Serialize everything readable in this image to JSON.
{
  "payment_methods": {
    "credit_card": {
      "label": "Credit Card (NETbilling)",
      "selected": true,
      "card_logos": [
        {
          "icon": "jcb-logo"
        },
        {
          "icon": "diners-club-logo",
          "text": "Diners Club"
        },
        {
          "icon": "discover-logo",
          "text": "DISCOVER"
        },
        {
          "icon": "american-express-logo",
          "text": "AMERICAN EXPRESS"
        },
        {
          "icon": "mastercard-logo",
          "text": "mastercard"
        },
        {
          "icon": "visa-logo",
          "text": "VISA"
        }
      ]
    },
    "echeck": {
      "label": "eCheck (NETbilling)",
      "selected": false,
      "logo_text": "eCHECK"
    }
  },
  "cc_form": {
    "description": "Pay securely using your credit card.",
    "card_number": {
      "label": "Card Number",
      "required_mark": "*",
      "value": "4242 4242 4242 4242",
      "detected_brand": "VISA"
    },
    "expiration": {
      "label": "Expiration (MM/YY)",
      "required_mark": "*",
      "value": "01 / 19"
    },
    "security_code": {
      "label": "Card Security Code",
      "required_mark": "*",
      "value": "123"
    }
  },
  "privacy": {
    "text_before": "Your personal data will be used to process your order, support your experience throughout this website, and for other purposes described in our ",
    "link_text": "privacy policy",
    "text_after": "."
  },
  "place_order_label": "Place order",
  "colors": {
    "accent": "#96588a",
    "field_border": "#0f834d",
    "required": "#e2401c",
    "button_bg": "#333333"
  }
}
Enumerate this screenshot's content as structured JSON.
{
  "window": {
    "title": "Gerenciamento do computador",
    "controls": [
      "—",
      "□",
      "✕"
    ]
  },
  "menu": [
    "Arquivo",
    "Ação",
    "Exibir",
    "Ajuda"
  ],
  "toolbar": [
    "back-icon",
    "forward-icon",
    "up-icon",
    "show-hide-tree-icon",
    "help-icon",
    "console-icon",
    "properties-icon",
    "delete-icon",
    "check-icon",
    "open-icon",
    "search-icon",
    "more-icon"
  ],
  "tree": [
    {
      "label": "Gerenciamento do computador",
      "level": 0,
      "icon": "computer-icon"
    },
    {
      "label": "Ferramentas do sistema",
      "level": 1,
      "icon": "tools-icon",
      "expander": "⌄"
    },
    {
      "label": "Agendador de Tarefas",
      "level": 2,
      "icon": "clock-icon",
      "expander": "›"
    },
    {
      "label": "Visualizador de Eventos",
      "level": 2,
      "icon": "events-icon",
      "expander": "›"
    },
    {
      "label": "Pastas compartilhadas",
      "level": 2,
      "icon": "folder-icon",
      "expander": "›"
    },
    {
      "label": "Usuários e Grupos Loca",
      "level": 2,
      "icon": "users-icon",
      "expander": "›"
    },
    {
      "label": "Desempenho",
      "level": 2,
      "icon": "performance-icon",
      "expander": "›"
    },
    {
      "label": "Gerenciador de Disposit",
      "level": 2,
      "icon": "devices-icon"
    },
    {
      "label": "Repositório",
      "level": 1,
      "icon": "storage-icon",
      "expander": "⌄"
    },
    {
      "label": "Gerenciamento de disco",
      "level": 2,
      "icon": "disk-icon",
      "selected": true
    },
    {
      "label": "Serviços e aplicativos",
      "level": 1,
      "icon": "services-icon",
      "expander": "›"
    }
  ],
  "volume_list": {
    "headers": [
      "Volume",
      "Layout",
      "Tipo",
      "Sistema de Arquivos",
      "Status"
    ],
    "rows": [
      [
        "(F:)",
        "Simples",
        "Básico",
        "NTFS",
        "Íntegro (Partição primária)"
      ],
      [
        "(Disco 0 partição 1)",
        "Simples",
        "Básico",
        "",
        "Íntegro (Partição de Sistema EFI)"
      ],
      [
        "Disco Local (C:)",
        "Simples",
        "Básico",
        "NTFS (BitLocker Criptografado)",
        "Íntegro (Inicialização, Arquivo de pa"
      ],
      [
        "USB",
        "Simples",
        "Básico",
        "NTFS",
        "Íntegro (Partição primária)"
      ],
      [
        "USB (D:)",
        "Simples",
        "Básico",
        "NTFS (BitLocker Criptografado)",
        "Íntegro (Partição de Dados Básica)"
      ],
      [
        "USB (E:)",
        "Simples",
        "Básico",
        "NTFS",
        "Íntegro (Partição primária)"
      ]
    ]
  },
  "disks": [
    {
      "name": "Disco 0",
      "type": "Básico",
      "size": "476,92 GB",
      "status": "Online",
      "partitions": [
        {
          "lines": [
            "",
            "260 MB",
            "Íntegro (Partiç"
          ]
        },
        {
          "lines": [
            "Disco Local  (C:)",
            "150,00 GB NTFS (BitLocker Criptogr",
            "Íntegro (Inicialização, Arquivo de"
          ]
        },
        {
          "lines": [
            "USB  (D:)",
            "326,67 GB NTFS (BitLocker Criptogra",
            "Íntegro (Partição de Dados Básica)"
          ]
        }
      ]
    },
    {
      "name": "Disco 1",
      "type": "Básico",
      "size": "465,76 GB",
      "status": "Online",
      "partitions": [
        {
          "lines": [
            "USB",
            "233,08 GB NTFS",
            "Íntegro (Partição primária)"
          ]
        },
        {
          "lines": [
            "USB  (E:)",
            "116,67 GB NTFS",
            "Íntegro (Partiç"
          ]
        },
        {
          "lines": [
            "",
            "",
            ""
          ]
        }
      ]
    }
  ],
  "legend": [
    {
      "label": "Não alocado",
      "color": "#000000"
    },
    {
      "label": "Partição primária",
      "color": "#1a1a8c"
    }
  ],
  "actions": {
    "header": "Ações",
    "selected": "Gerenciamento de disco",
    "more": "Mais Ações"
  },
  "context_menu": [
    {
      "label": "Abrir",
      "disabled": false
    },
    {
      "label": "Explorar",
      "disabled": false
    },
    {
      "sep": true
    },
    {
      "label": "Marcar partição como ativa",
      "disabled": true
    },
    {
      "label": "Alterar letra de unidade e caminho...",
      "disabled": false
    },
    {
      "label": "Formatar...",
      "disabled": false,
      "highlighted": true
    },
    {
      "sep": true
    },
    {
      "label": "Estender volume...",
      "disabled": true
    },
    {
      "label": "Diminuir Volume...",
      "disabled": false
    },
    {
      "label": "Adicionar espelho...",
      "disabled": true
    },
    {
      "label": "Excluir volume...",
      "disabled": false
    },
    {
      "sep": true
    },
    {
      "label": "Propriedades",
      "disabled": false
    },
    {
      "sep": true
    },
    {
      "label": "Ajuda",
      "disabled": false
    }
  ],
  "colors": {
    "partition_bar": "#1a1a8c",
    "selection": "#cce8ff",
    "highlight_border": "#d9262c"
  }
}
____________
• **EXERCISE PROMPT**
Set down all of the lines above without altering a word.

• **WORKED SOLUTION**
Serialize everything readable in this image to JSON.
{
  "payment_methods": {
    "credit_card": {
      "label": "Credit Card (NETbilling)",
      "selected": true,
      "card_logos": [
        {
          "icon": "jcb-logo"
        },
        {
          "icon": "diners-club-logo",
          "text": "Diners Club"
        },
        {
          "icon": "discover-logo",
          "text": "DISCOVER"
        },
        {
          "icon": "american-express-logo",
          "text": "AMERICAN EXPRESS"
        },
        {
          "icon": "mastercard-logo",
          "text": "mastercard"
        },
        {
          "icon": "visa-logo",
          "text": "VISA"
        }
      ]
    },
    "echeck": {
      "label": "eCheck (NETbilling)",
      "selected": false,
      "logo_text": "eCHECK"
    }
  },
  "cc_form": {
    "description": "Pay securely using your credit card.",
    "card_number": {
      "label": "Card Number",
      "required_mark": "*",
      "value": "4242 4242 4242 4242",
      "detected_brand": "VISA"
    },
    "expiration": {
      "label": "Expiration (MM/YY)",
      "required_mark": "*",
      "value": "01 / 19"
    },
    "security_code": {
      "label": "Card Security Code",
      "required_mark": "*",
      "value": "123"
    }
  },
  "privacy": {
    "text_before": "Your personal data will be used to process your order, support your experience throughout this website, and for other purposes described in our ",
    "link_text": "privacy policy",
    "text_after": "."
  },
  "place_order_label": "Place order",
  "colors": {
    "accent": "#96588a",
    "field_border": "#0f834d",
    "required": "#e2401c",
    "button_bg": "#333333"
  }
}
Enumerate this screenshot's content as structured JSON.
{
  "window": {
    "title": "Gerenciamento do computador",
    "controls": [
      "—",
      "□",
      "✕"
    ]
  },
  "menu": [
    "Arquivo",
    "Ação",
    "Exibir",
    "Ajuda"
  ],
  "toolbar": [
    "back-icon",
    "forward-icon",
    "up-icon",
    "show-hide-tree-icon",
    "help-icon",
    "console-icon",
    "properties-icon",
    "delete-icon",
    "check-icon",
    "open-icon",
    "search-icon",
    "more-icon"
  ],
  "tree": [
    {
      "label": "Gerenciamento do computador",
      "level": 0,
      "icon": "computer-icon"
    },
    {
      "label": "Ferramentas do sistema",
      "level": 1,
      "icon": "tools-icon",
      "expander": "⌄"
    },
    {
      "label": "Agendador de Tarefas",
      "level": 2,
      "icon": "clock-icon",
      "expander": "›"
    },
    {
      "label": "Visualizador de Eventos",
      "level": 2,
      "icon": "events-icon",
      "expander": "›"
    },
    {
      "label": "Pastas compartilhadas",
      "level": 2,
      "icon": "folder-icon",
      "expander": "›"
    },
    {
      "label": "Usuários e Grupos Loca",
      "level": 2,
      "icon": "users-icon",
      "expander": "›"
    },
    {
      "label": "Desempenho",
      "level": 2,
      "icon": "performance-icon",
      "expander": "›"
    },
    {
      "label": "Gerenciador de Disposit",
      "level": 2,
      "icon": "devices-icon"
    },
    {
      "label": "Repositório",
      "level": 1,
      "icon": "storage-icon",
      "expander": "⌄"
    },
    {
      "label": "Gerenciamento de disco",
      "level": 2,
      "icon": "disk-icon",
      "selected": true
    },
    {
      "label": "Serviços e aplicativos",
      "level": 1,
      "icon": "services-icon",
      "expander": "›"
    }
  ],
  "volume_list": {
    "headers": [
      "Volume",
      "Layout",
      "Tipo",
      "Sistema de Arquivos",
      "Status"
    ],
    "rows": [
      [
        "(F:)",
        "Simples",
        "Básico",
        "NTFS",
        "Íntegro (Partição primária)"
      ],
      [
        "(Disco 0 partição 1)",
        "Simples",
        "Básico",
        "",
        "Íntegro (Partição de Sistema EFI)"
      ],
      [
        "Disco Local (C:)",
        "Simples",
        "Básico",
        "NTFS (BitLocker Criptografado)",
        "Íntegro (Inicialização, Arquivo de pa"
      ],
      [
        "USB",
        "Simples",
        "Básico",
        "NTFS",
        "Íntegro (Partição primária)"
      ],
      [
        "USB (D:)",
        "Simples",
        "Básico",
        "NTFS (BitLocker Criptografado)",
        "Íntegro (Partição de Dados Básica)"
      ],
      [
        "USB (E:)",
        "Simples",
        "Básico",
        "NTFS",
        "Íntegro (Partição primária)"
      ]
    ]
  },
  "disks": [
    {
      "name": "Disco 0",
      "type": "Básico",
      "size": "476,92 GB",
      "status": "Online",
      "partitions": [
        {
          "lines": [
            "",
            "260 MB",
            "Íntegro (Partiç"
          ]
        },
        {
          "lines": [
            "Disco Local  (C:)",
            "150,00 GB NTFS (BitLocker Criptogr",
            "Íntegro (Inicialização, Arquivo de"
          ]
        },
        {
          "lines": [
            "USB  (D:)",
            "326,67 GB NTFS (BitLocker Criptogra",
            "Íntegro (Partição de Dados Básica)"
          ]
        }
      ]
    },
    {
      "name": "Disco 1",
      "type": "Básico",
      "size": "465,76 GB",
      "status": "Online",
      "partitions": [
        {
          "lines": [
            "USB",
            "233,08 GB NTFS",
            "Íntegro (Partição primária)"
          ]
        },
        {
          "lines": [
            "USB  (E:)",
            "116,67 GB NTFS",
            "Íntegro (Partiç"
          ]
        },
        {
          "lines": [
            "",
            "",
            ""
          ]
        }
      ]
    }
  ],
  "legend": [
    {
      "label": "Não alocado",
      "color": "#000000"
    },
    {
      "label": "Partição primária",
      "color": "#1a1a8c"
    }
  ],
  "actions": {
    "header": "Ações",
    "selected": "Gerenciamento de disco",
    "more": "Mais Ações"
  },
  "context_menu": [
    {
      "label": "Abrir",
      "disabled": false
    },
    {
      "label": "Explorar",
      "disabled": false
    },
    {
      "sep": true
    },
    {
      "label": "Marcar partição como ativa",
      "disabled": true
    },
    {
      "label": "Alterar letra de unidade e caminho...",
      "disabled": false
    },
    {
      "label": "Formatar...",
      "disabled": false,
      "highlighted": true
    },
    {
      "sep": true
    },
    {
      "label": "Estender volume...",
      "disabled": true
    },
    {
      "label": "Diminuir Volume...",
      "disabled": false
    },
    {
      "label": "Adicionar espelho...",
      "disabled": true
    },
    {
      "label": "Excluir volume...",
      "disabled": false
    },
    {
      "sep": true
    },
    {
      "label": "Propriedades",
      "disabled": false
    },
    {
      "sep": true
    },
    {
      "label": "Ajuda",
      "disabled": false
    }
  ],
  "colors": {
    "partition_bar": "#1a1a8c",
    "selection": "#cce8ff",
    "highlight_border": "#d9262c"
  }
}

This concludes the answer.